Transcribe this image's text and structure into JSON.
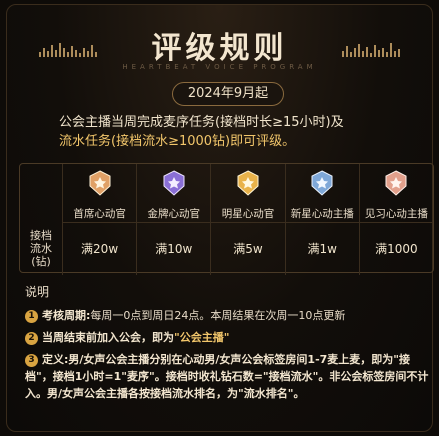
{
  "header": {
    "title": "评级规则",
    "subtitle": "HEARTBEAT VOICE PROGRAM",
    "date": "2024年9月起"
  },
  "intro": {
    "line1": "公会主播当周完成麦序任务(接档时长≥15小时)及",
    "line2": "流水任务(接档流水≥1000钻)即可评级。"
  },
  "table": {
    "row_label": [
      "接档",
      "流水",
      "(钻)"
    ],
    "tiers": [
      {
        "name": "首席心动官",
        "value": "满20w",
        "icon": "orange-medal-icon",
        "color": "#e0a066"
      },
      {
        "name": "金牌心动官",
        "value": "满10w",
        "icon": "purple-medal-icon",
        "color": "#8a6fd6"
      },
      {
        "name": "明星心动官",
        "value": "满5w",
        "icon": "gold-medal-icon",
        "color": "#e8b24a"
      },
      {
        "name": "新星心动主播",
        "value": "满1w",
        "icon": "blue-medal-icon",
        "color": "#7fa8d8"
      },
      {
        "name": "见习心动主播",
        "value": "满1000",
        "icon": "pink-medal-icon",
        "color": "#e2a08c"
      }
    ]
  },
  "notes": {
    "title": "说明",
    "items": [
      {
        "num": "1",
        "head": "考核周期:",
        "text": "每周一0点到周日24点。本周结果在次周一10点更新"
      },
      {
        "num": "2",
        "head": "当周结束前加入公会，即为",
        "quote": "\"公会主播\""
      },
      {
        "num": "3",
        "text": "定义:男/女声公会主播分别在心动男/女声公会标签房间1-7麦上麦，即为\"接档\"，接档1小时=1\"麦序\"。接档时收礼钻石数=\"接档流水\"。非公会标签房间不计入。男/女声公会主播各按接档流水排名，为\"流水排名\"。"
      }
    ]
  }
}
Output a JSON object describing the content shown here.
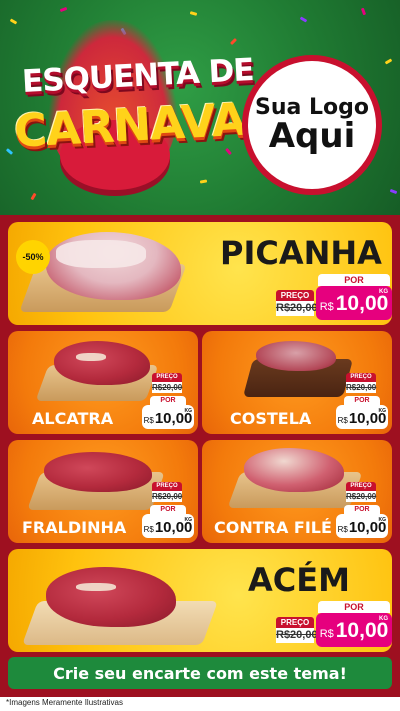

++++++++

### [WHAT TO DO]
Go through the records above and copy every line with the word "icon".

### [TASK RESULT]
        "icon": "orange-medal-icon",
        "icon": "purple-medal-icon",
        "icon": "gold-medal-icon",
        "icon": "blue-medal-icon",
        "icon": "pink-medal-icon",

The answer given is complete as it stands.